◆ **TASK DIRECTIONS**
Wherever the word "arrow" appears in a line below, that line counts; report the total number of such lines only.

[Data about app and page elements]

_ _ _ _

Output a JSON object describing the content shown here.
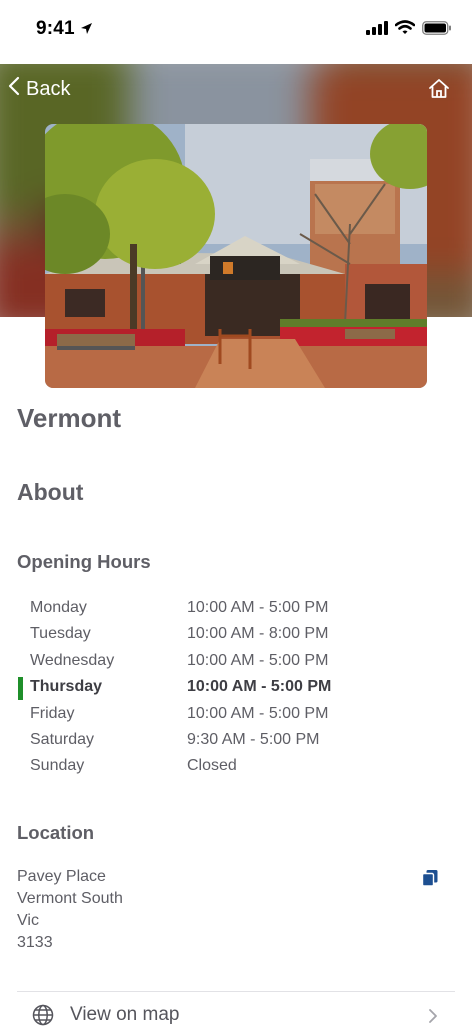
{
  "status_bar": {
    "time": "9:41"
  },
  "nav": {
    "back_label": "Back"
  },
  "library": {
    "name": "Vermont"
  },
  "about": {
    "heading": "About"
  },
  "opening_hours": {
    "heading": "Opening Hours",
    "rows": [
      {
        "day": "Monday",
        "hours": "10:00 AM - 5:00 PM",
        "today": false
      },
      {
        "day": "Tuesday",
        "hours": "10:00 AM - 8:00 PM",
        "today": false
      },
      {
        "day": "Wednesday",
        "hours": "10:00 AM - 5:00 PM",
        "today": false
      },
      {
        "day": "Thursday",
        "hours": "10:00 AM - 5:00 PM",
        "today": true
      },
      {
        "day": "Friday",
        "hours": "10:00 AM - 5:00 PM",
        "today": false
      },
      {
        "day": "Saturday",
        "hours": "9:30 AM - 5:00 PM",
        "today": false
      },
      {
        "day": "Sunday",
        "hours": "Closed",
        "today": false
      }
    ]
  },
  "location": {
    "heading": "Location",
    "address_lines": [
      "Pavey Place",
      "Vermont South",
      "Vic",
      "3133"
    ]
  },
  "map_link": {
    "label": "View on map"
  },
  "colors": {
    "today_marker": "#1f8f2a",
    "copy_icon": "#1d4f91"
  },
  "icons": [
    "location-arrow-icon",
    "cellular-signal-icon",
    "wifi-icon",
    "battery-icon",
    "chevron-left-icon",
    "home-icon",
    "copy-icon",
    "globe-icon",
    "chevron-right-icon"
  ]
}
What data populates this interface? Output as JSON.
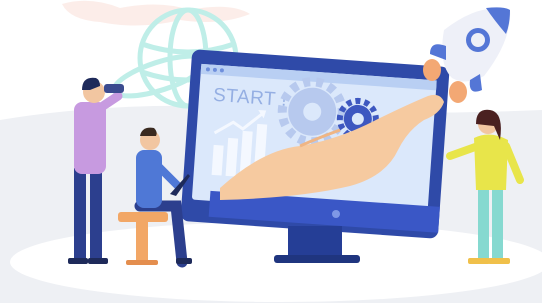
{
  "illustration": {
    "monitor_label": "START !",
    "colors": {
      "background_panel": "#eef0f4",
      "monitor_frame": "#2f4aa8",
      "screen": "#dbe8fb",
      "hand": "#f6caa0",
      "globe": "#bfeee8",
      "rocket_body": "#eef0f8",
      "rocket_accent": "#5476d6",
      "flame": "#f3a874",
      "gear": "#b7c9ee",
      "gear_dark": "#3d57c0"
    },
    "figures": [
      "man-with-binoculars",
      "man-with-laptop",
      "woman-presenting"
    ]
  }
}
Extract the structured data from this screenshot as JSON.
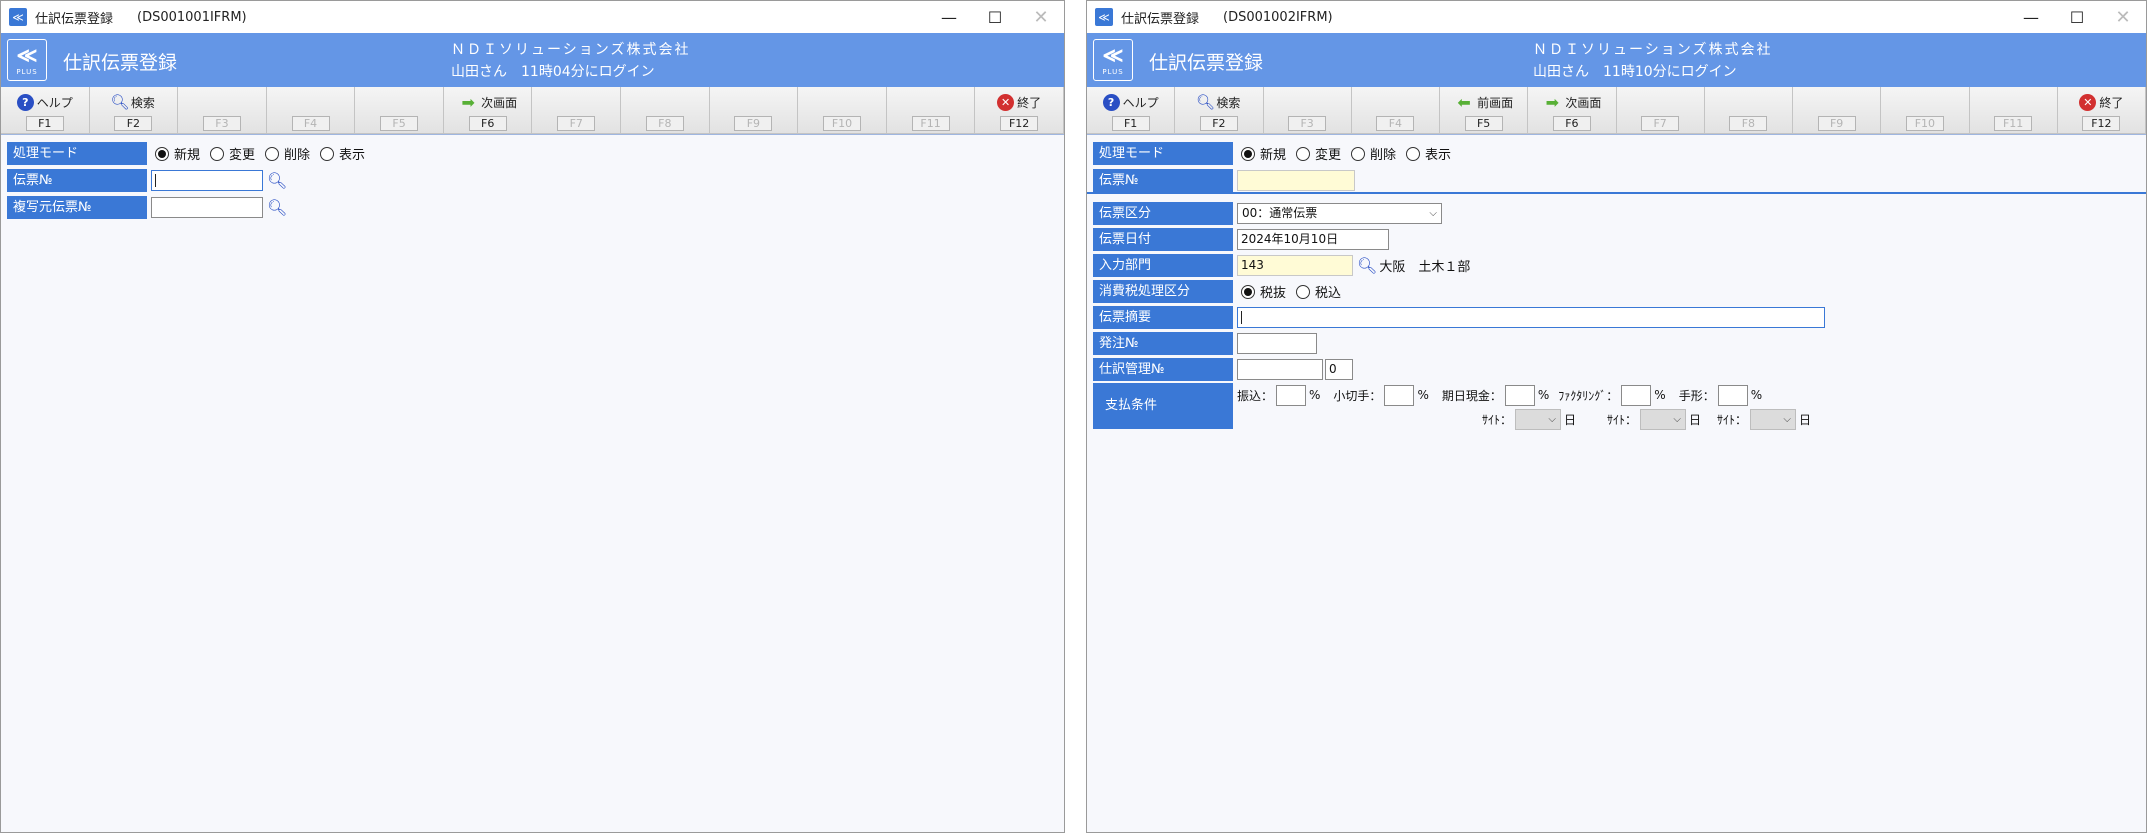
{
  "window1": {
    "title": "仕訳伝票登録",
    "code": "(DS001001IFRM)",
    "app_title": "仕訳伝票登録",
    "company": "ＮＤＩソリューションズ株式会社",
    "login": "山田さん　11時04分にログイン",
    "fkeys": [
      {
        "key": "F1",
        "label": "ヘルプ",
        "icon": "help-icon"
      },
      {
        "key": "F2",
        "label": "検索",
        "icon": "search-icon"
      },
      {
        "key": "F3",
        "label": ""
      },
      {
        "key": "F4",
        "label": ""
      },
      {
        "key": "F5",
        "label": ""
      },
      {
        "key": "F6",
        "label": "次画面",
        "icon": "next-arrow-icon"
      },
      {
        "key": "F7",
        "label": ""
      },
      {
        "key": "F8",
        "label": ""
      },
      {
        "key": "F9",
        "label": ""
      },
      {
        "key": "F10",
        "label": ""
      },
      {
        "key": "F11",
        "label": ""
      },
      {
        "key": "F12",
        "label": "終了",
        "icon": "exit-icon"
      }
    ],
    "form": {
      "mode_label": "処理モード",
      "modes": [
        "新規",
        "変更",
        "削除",
        "表示"
      ],
      "selected_mode": "新規",
      "voucher_no_label": "伝票№",
      "voucher_no_value": "",
      "copy_source_label": "複写元伝票№",
      "copy_source_value": ""
    }
  },
  "window2": {
    "title": "仕訳伝票登録",
    "code": "(DS001002IFRM)",
    "app_title": "仕訳伝票登録",
    "company": "ＮＤＩソリューションズ株式会社",
    "login": "山田さん　11時10分にログイン",
    "fkeys": [
      {
        "key": "F1",
        "label": "ヘルプ",
        "icon": "help-icon"
      },
      {
        "key": "F2",
        "label": "検索",
        "icon": "search-icon"
      },
      {
        "key": "F3",
        "label": ""
      },
      {
        "key": "F4",
        "label": ""
      },
      {
        "key": "F5",
        "label": "前画面",
        "icon": "prev-arrow-icon"
      },
      {
        "key": "F6",
        "label": "次画面",
        "icon": "next-arrow-icon"
      },
      {
        "key": "F7",
        "label": ""
      },
      {
        "key": "F8",
        "label": ""
      },
      {
        "key": "F9",
        "label": ""
      },
      {
        "key": "F10",
        "label": ""
      },
      {
        "key": "F11",
        "label": ""
      },
      {
        "key": "F12",
        "label": "終了",
        "icon": "exit-icon"
      }
    ],
    "form": {
      "mode_label": "処理モード",
      "modes": [
        "新規",
        "変更",
        "削除",
        "表示"
      ],
      "selected_mode": "新規",
      "voucher_no_label": "伝票№",
      "voucher_no_value": "",
      "voucher_type_label": "伝票区分",
      "voucher_type_value": "00：通常伝票",
      "voucher_date_label": "伝票日付",
      "voucher_date_value": "2024年10月10日",
      "dept_label": "入力部門",
      "dept_code": "143",
      "dept_name": "大阪　土木１部",
      "tax_label": "消費税処理区分",
      "tax_options": [
        "税抜",
        "税込"
      ],
      "tax_selected": "税抜",
      "summary_label": "伝票摘要",
      "summary_value": "",
      "order_no_label": "発注№",
      "order_no_value": "",
      "journal_mgmt_label": "仕訳管理№",
      "journal_mgmt_value": "",
      "journal_mgmt_sub": "0",
      "payment_label": "支払条件",
      "payment": {
        "transfer": "振込：",
        "check": "小切手：",
        "cash_on_due": "期日現金：",
        "factoring": "ﾌｧｸﾀﾘﾝｸﾞ：",
        "bill": "手形：",
        "percent": "%",
        "site": "ｻｲﾄ：",
        "day": "日"
      }
    }
  }
}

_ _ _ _

◆ **WRITTEN REPLY**
4